A candidate for the Winnipeg mayoralty said Tuesday he is staying in the race despite an ongoing controversy over his wife’s comments about aboriginal panhandlers.
A handful of protesters heckled Gord Steeves at his first appearance since his wife’s comments were brought to light last Friday.
“My wife was ... scared and angry, and she did something in poor judgment and she acknowledges that and she apologizes,” the longtime city councillor said.
“She is a good, caring wonderful person, a great mother and a wonderful wife — the most important person to me in this world.”
Steeves has been considered one of the front-runners in the eight-person contest to replace Sam Katz, who is not seeking re-election Oct. 22.
Last Friday an anonymous Twitter account posted a Facebook message from Lorrie Steeves from early 2010. Steeves wrote that she was “really tired of getting harassed by the drunken native guys in the skywalks. We need to get these people educated so they can go make their own damn money instead of hanging out and harassing the honest people.”
The post also said: “We all donate enough money to the government to keep their sorry asses on welfare, so shut the (expletive) up and don’t ask for another handout.”
Lorrie Steeves apologized in a brief written statement late Friday and said she felt terrible about the remarks. Her husband remained silent until Tuesday and refused interview requests.
“It was a difficult weekend. I’m a candidate in a mayoralty election, but I’m also a husband and a father. I had to take care of my wife and my family to a large extent this weekend,” he said Tuesday.

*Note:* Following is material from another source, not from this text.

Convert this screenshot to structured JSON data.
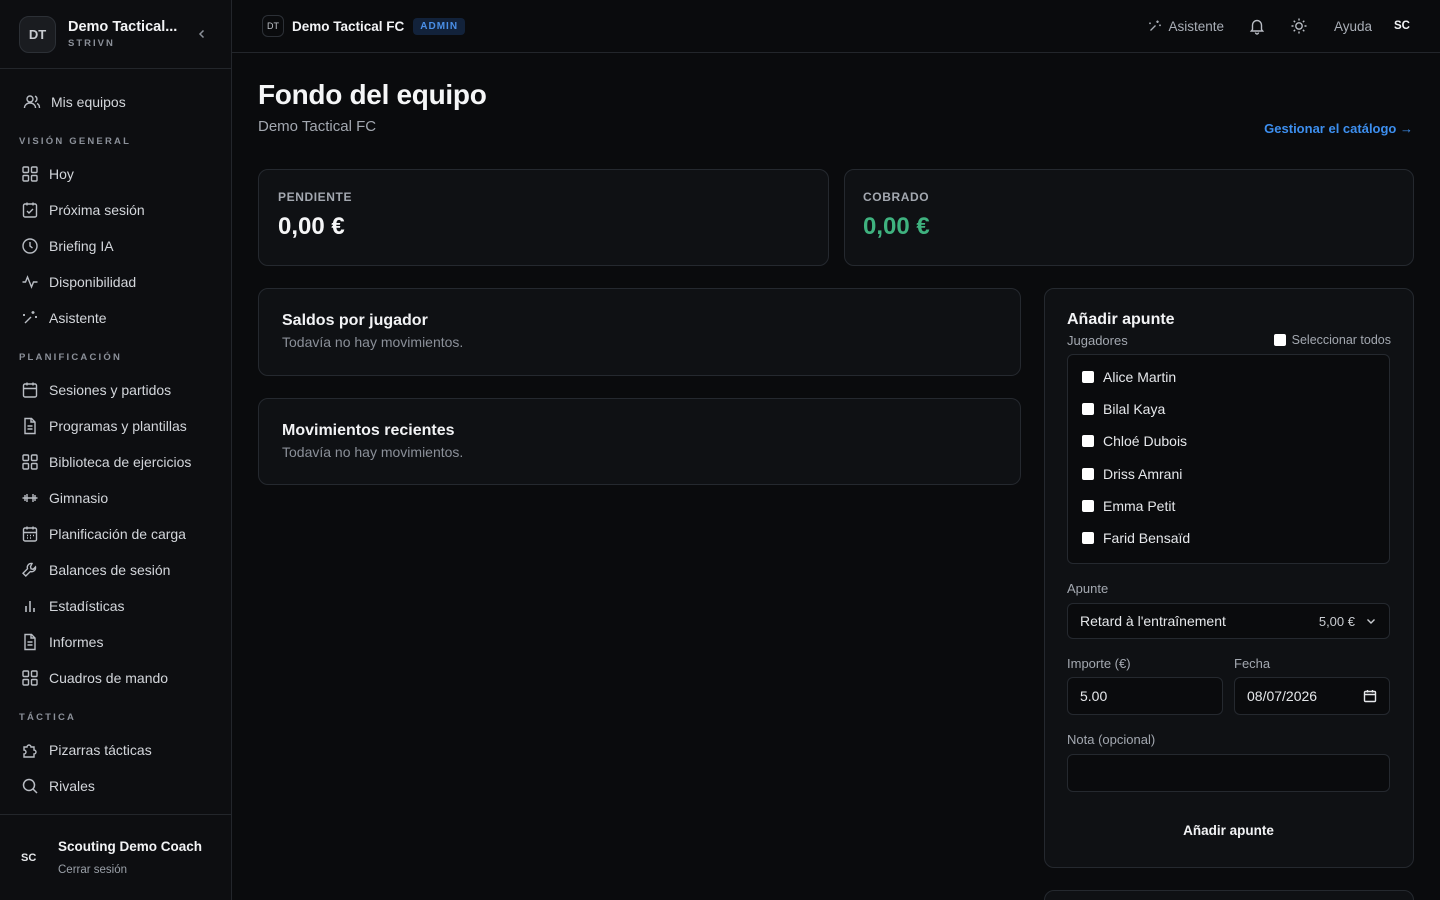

Steeves said his wife’s 2010 Facebook post was written after she was threatened at least twice by panhandlers. In one case, he said, she and their two kids were approached by a large, inebriated man who raised his hands and made threatening noises. In another, Steeves said, his wife was alone and approached by three panhandlers for money.
“One of the panhandlers jumped up and put his finger in her face.”

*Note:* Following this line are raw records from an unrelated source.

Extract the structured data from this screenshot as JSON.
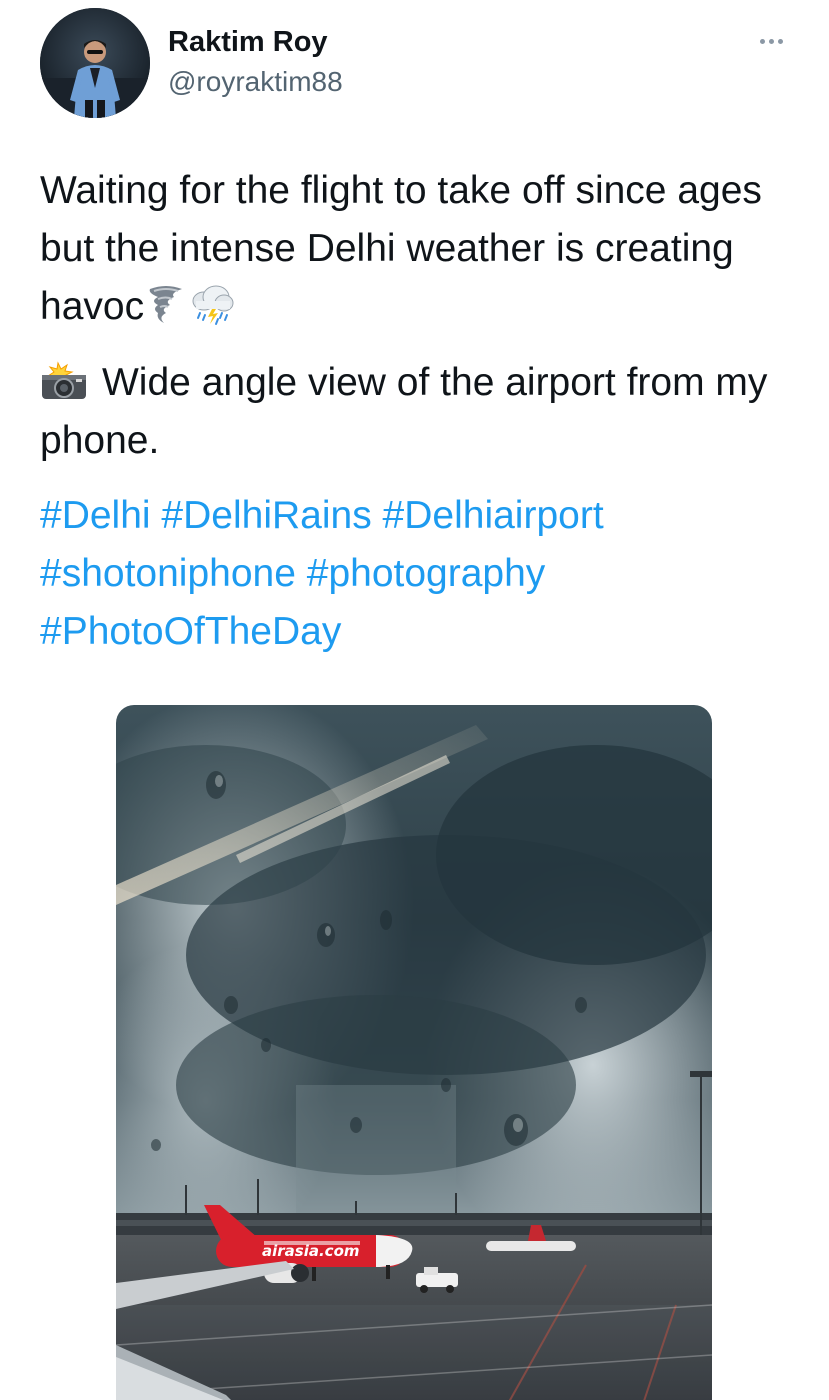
{
  "author": {
    "display_name": "Raktim Roy",
    "handle": "@royraktim88",
    "avatar_icon": "profile-photo"
  },
  "more_icon": "more-horizontal-icon",
  "tweet": {
    "line1": "Waiting for the flight to take off since ages but the intense Delhi weather is creating havoc",
    "line2": "Wide angle view of the airport from my phone.",
    "emojis": [
      "tornado-emoji",
      "rain-cloud-emoji",
      "camera-flash-emoji"
    ],
    "hashtags": [
      "#Delhi",
      "#DelhiRains",
      "#Delhiairport",
      "#shotoniphone",
      "#photography",
      "#PhotoOfTheDay"
    ]
  },
  "media": {
    "alt": "Storm clouds over airport seen through rain-streaked window",
    "aircraft_livery": "airasia.com",
    "colors": {
      "sky_dark": "#2f4048",
      "sky_light": "#c9d4d8",
      "tarmac": "#3a3f44",
      "airasia_red": "#d8202c"
    }
  },
  "colors": {
    "text": "#0f1419",
    "secondary": "#536471",
    "link": "#1d9bf0"
  }
}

Steeves has drawn a lot of criticism on social media and websites. Some aboriginal leaders have said the comments are racist and reflect a not-uncommon suburbanite view of downtown aboriginals. But some members of the public have supported Steeves, saying his wife expressed a legitimate fear of panhandlers, regardless of race.

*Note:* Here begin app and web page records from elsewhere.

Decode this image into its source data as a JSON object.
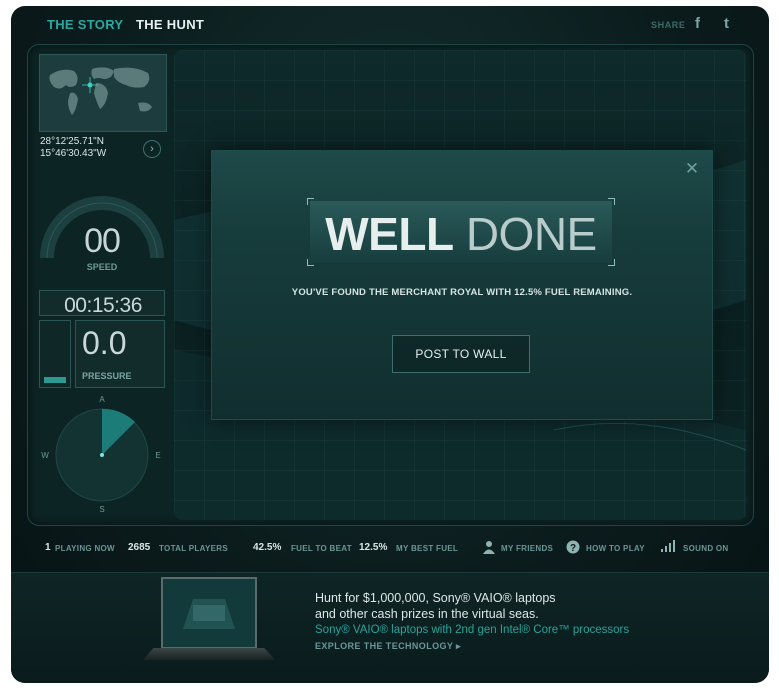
{
  "nav": {
    "story": "THE STORY",
    "hunt": "THE HUNT"
  },
  "share": {
    "label": "SHARE",
    "facebook_glyph": "f",
    "twitter_glyph": "t"
  },
  "hud": {
    "lat": "28°12'25.71\"N",
    "lon": "15°46'30.43\"W",
    "speed": "00",
    "speed_label": "SPEED",
    "timer": "00:15:36",
    "pressure": "0.0",
    "pressure_label": "PRESSURE",
    "fuel_level_fraction": 0.1,
    "compass": {
      "n": "A",
      "w": "W",
      "e": "E",
      "s": "S"
    }
  },
  "dialog": {
    "title_bold": "WELL",
    "title_light": "DONE",
    "message": "YOU'VE FOUND THE MERCHANT ROYAL WITH 12.5% FUEL REMAINING.",
    "button": "POST TO WALL"
  },
  "status": {
    "playing_now": "1",
    "playing_now_label": "PLAYING NOW",
    "total_players": "2685",
    "total_players_label": "TOTAL PLAYERS",
    "fuel_to_beat": "42.5%",
    "fuel_to_beat_label": "FUEL TO BEAT",
    "best_fuel": "12.5%",
    "best_fuel_label": "MY BEST FUEL",
    "my_friends": "MY FRIENDS",
    "how_to_play": "HOW TO PLAY",
    "sound_on": "SOUND ON"
  },
  "ad": {
    "line1": "Hunt for $1,000,000, Sony® VAIO® laptops",
    "line2": "and other cash prizes in the virtual seas.",
    "line3": "Sony® VAIO® laptops with 2nd gen Intel® Core™ processors",
    "link": "EXPLORE THE TECHNOLOGY ▸"
  },
  "colors": {
    "accent": "#2aa8a0",
    "background": "#0b1b1c",
    "text": "#e8f2f2"
  }
}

The Facebook comments were leaked the same day Steeves announced a plan to crack down on public intoxication downtown, largely by putting more officers on the streets in key areas.
Althea Guiboche, who tried to interrupt Steeves’s news conference, said afterward she was not convinced that Steeves and his wife truly regret the 2010 remarks.
“He should drop out of the campaign, first of all, because we do not need any more leaders that are going to take us down the wrong road,” she said.
“It’s just going to be detrimental to have a leader that looks upon people like they’re nothing and is not shy about it.”Report Typo/Error